Felix Manuel, better known as Djrum (pronounced as "drum," evolved from his initial DJ Rum handle) blends hip hop, house, jungle and bass seamlessly in his mixes, plus splices the DNA of techno, dubstep, garage and grime in an attempt to make them, in his words, “live inside each other” in his own productions. This blending is not frenetic, but slow and methodical, often including extended clips from movies, such as heard in The Miracle. With a relatively scant 9 EPs and singles, including two splits, and one album to his name, you can get hear more of the scope of Felix Manuel's musical tastes from his mixes... [more inside]

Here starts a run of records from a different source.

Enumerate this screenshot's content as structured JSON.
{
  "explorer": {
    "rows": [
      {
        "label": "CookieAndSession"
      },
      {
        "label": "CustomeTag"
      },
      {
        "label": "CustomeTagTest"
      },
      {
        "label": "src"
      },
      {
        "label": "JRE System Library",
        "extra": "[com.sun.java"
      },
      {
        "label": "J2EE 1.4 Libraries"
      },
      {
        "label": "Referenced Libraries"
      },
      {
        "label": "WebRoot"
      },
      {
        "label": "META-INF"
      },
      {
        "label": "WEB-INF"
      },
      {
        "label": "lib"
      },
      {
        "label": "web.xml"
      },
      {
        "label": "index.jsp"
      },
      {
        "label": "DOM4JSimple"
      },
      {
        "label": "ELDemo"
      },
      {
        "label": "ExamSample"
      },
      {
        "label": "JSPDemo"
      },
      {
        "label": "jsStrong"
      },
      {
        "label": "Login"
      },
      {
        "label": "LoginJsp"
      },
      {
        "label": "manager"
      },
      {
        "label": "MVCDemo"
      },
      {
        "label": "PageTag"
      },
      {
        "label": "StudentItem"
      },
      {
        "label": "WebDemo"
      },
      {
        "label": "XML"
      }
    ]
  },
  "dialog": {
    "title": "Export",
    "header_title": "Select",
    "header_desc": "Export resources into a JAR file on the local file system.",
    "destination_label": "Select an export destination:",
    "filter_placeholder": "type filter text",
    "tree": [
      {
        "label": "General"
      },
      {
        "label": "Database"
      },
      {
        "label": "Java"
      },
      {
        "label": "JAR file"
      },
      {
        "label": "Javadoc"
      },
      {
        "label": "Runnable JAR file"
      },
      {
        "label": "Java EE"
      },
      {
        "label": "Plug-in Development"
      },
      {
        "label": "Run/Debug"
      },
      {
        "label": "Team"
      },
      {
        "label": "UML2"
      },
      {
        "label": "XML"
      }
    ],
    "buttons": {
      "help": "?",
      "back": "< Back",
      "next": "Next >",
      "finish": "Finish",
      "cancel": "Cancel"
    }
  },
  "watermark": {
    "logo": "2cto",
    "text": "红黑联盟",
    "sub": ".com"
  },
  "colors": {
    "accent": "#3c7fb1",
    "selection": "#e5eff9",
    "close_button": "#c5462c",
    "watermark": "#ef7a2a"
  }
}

Since he started Akkord (s/t album playlist) with Synkro, Liam Blackburn has been in search of a sound. His last few solo releases skirted past drum & bass through to techno, ambient, IDM and, with 2013's excellent Storm, some sort of ultra-hi-tech jungle.... [H]e's re-emerging as Ancestral Voices on the increasingly out-there label Samurai Horo....The debut album for Blackburn's new alias is "yawning chords, complex drum patterns and existential dread," directly inspired by his mind-expanding, life-altering experiences on Machu Picchu and in the Amazon, and you can hear all of Night Of Visions on Bandcamp.
Stakker Humanoid - How 25 years ago Future Sound of London brought Acid House to the mainstream.
Muslimgauze was the sound of an angry Middle East, a prolific source of music dark, spacious and smothering. Tension was a constant theme not only in the music but in the packaging. (For example, Betrayal shows the hands of Yassir Arafat and Yitzak Rabin, and guns, knives, and news photos of an Arab world at war were a common motif in titles and sleeve art.) However, the music wasn't the usual agitprop fare: Music meant to rile a public to a cause isn't normally pigeonholed as ambient, electronica or musique concrete. But the band, hidden from public view, was rumored to donate proceeds to Palestinian terrorists, and that they were eventually silenced by Mossad. Despite the prodigious output -- issuing almost a hundred EPs and albums between 1983 and 1998, over a hundred more since -- limited distribution and perpetual obscurity ensured the rumors were easier to find than the music. While the facts about Muslimgauze have little in common with the fictions, they are, if anything, stranger... [more inside]
The Orb, known as one of the principal architects of ambient house, have receded into relative obscurity since the popular heyday of the electronic music movement in the US. Despite changes in the lineup - the group now consists of a duo featuring founding member Dr (Duncan Robert) Alex Paterson and Thomas Fehlmann. Paterson's DJ sets are the stuff of legend and I was pleased as punch that they've just put together a podcast (actually a 50.8mb .zip file containing an mp3) that's available through their minimal website.
Window Exchange, Snowflake Series. Ambient techno with nice imargy for your enjoyment.